At our last stock pick, the owner of the bookshop we use (Simply Books in Bramhall, Stockport) recommended a book to us: The Mysteries of Harris Burdick by Chris Van Alsberg. Despite being published in 1984, I had never heard of the title before. I instantly loved both the concept and the execution. Since then, by sheer coincidence, our English department has started using the book for creative writing activities.
The book introduces the reader to the mysterious tale of Harris Burdick, who, we are told, turns up at a book publisher’s office saying he has written fourteen stories with many drawings. With him, he brings one picture from each story, accompanied by a small caption, to see if the publisher likes the work. Burdick agrees to bring the stories the next morning, but never shows up and is never seen or heard from again. What were the rest of the stories about? Who is Harris Burdick, and where did he go?
The aim of this book is to present the drawings and captions in order to spark childrens’ (and, indeed, adults’ – it is difficult not to think of stories when looking at these drawings!) imagination and serve as a starting point for storytelling and creative writing. The drawings are intriguing, beautiful, eerie and, frequently, very funny.
My favourite (click to enlarge):
I discovered, whilst on my travels around the internet, that you can submit your own stories on Van Alsberg’s website. I am looking forward to using this with children and seeing the results. I may even try writing my own story!

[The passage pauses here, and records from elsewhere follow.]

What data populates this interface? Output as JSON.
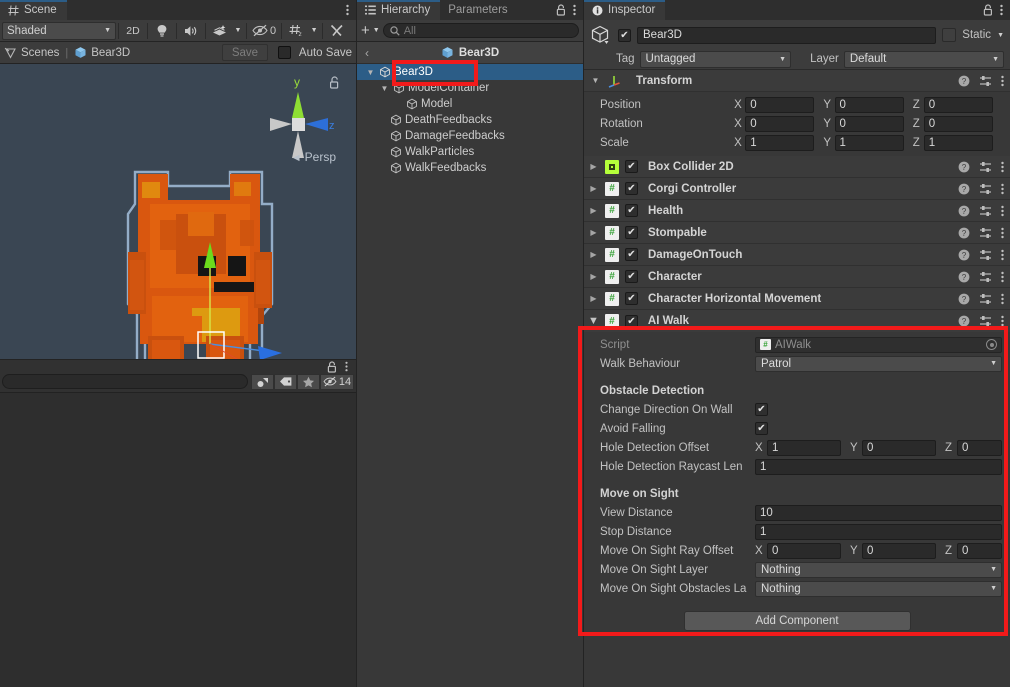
{
  "scene_panel": {
    "tab_label": "Scene",
    "tab_icon": "grid-icon",
    "shading_mode": "Shaded",
    "toolbar": {
      "mode_2d": "2D",
      "light_icon": "lightbulb-icon",
      "audio_icon": "speaker-icon",
      "fx_icon": "effects-icon",
      "hidden_count": "0",
      "grid_icon": "grid-snap-icon",
      "tools_icon": "tools-icon"
    },
    "subbar": {
      "scenes_label": "Scenes",
      "separator": "|",
      "scene_name": "Bear3D",
      "save_label": "Save",
      "autosave_label": "Auto Save"
    },
    "viewport": {
      "projection_label": "Persp",
      "gizmo_axis_y": "y",
      "gizmo_axis_z": "z"
    },
    "bottom_bar": {
      "search_placeholder": "",
      "hidden_objects_count": "14"
    }
  },
  "hierarchy_panel": {
    "tabs": [
      {
        "label": "Hierarchy",
        "active": true,
        "icon": "hierarchy-icon"
      },
      {
        "label": "Parameters",
        "active": false
      }
    ],
    "toolbar": {
      "add_label": "+",
      "search_placeholder": "All"
    },
    "breadcrumb": "Bear3D",
    "tree": [
      {
        "label": "Bear3D",
        "indent": 0,
        "selected": true,
        "foldout": "open"
      },
      {
        "label": "ModelContainer",
        "indent": 1,
        "selected": false,
        "foldout": "open"
      },
      {
        "label": "Model",
        "indent": 2,
        "selected": false,
        "foldout": "none"
      },
      {
        "label": "DeathFeedbacks",
        "indent": 1,
        "selected": false,
        "foldout": "none"
      },
      {
        "label": "DamageFeedbacks",
        "indent": 1,
        "selected": false,
        "foldout": "none"
      },
      {
        "label": "WalkParticles",
        "indent": 1,
        "selected": false,
        "foldout": "none"
      },
      {
        "label": "WalkFeedbacks",
        "indent": 1,
        "selected": false,
        "foldout": "none"
      }
    ]
  },
  "inspector": {
    "tab_label": "Inspector",
    "object_name": "Bear3D",
    "enabled": true,
    "static_label": "Static",
    "tag_label": "Tag",
    "tag_value": "Untagged",
    "layer_label": "Layer",
    "layer_value": "Default",
    "transform": {
      "title": "Transform",
      "rows": [
        {
          "label": "Position",
          "x": "0",
          "y": "0",
          "z": "0"
        },
        {
          "label": "Rotation",
          "x": "0",
          "y": "0",
          "z": "0"
        },
        {
          "label": "Scale",
          "x": "1",
          "y": "1",
          "z": "1"
        }
      ]
    },
    "components": [
      {
        "name": "Box Collider 2D",
        "icon": "box-collider-2d-icon",
        "enabled": true
      },
      {
        "name": "Corgi Controller",
        "icon": "script-icon",
        "enabled": true
      },
      {
        "name": "Health",
        "icon": "script-icon",
        "enabled": true
      },
      {
        "name": "Stompable",
        "icon": "script-icon",
        "enabled": true
      },
      {
        "name": "DamageOnTouch",
        "icon": "script-icon",
        "enabled": true
      },
      {
        "name": "Character",
        "icon": "script-icon",
        "enabled": true
      },
      {
        "name": "Character Horizontal Movement",
        "icon": "script-icon",
        "enabled": true
      }
    ],
    "ai_walk": {
      "title": "AI Walk",
      "enabled": true,
      "script_label": "Script",
      "script_value": "AIWalk",
      "walk_behaviour_label": "Walk Behaviour",
      "walk_behaviour_value": "Patrol",
      "obstacle_header": "Obstacle Detection",
      "change_direction_label": "Change Direction On Wall",
      "change_direction_value": true,
      "avoid_falling_label": "Avoid Falling",
      "avoid_falling_value": true,
      "hole_offset_label": "Hole Detection Offset",
      "hole_offset_x": "1",
      "hole_offset_y": "0",
      "hole_offset_z": "0",
      "hole_raycast_label": "Hole Detection Raycast Len",
      "hole_raycast_value": "1",
      "move_sight_header": "Move on Sight",
      "view_distance_label": "View Distance",
      "view_distance_value": "10",
      "stop_distance_label": "Stop Distance",
      "stop_distance_value": "1",
      "ray_offset_label": "Move On Sight Ray Offset",
      "ray_offset_x": "0",
      "ray_offset_y": "0",
      "ray_offset_z": "0",
      "sight_layer_label": "Move On Sight Layer",
      "sight_layer_value": "Nothing",
      "sight_obstacles_label": "Move On Sight Obstacles La",
      "sight_obstacles_value": "Nothing"
    },
    "add_component_label": "Add Component"
  },
  "highlights": {
    "color": "#f21a1a",
    "boxes": [
      {
        "name": "hierarchy-selection-highlight"
      },
      {
        "name": "ai-walk-component-highlight"
      }
    ]
  }
}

On a slightly unrelated note, Van Alsberg has also designed some amazing library/book-related posters (I live with a poster designer, hence have a tendency to geek out about stuff like poster design and fonts. Sorry).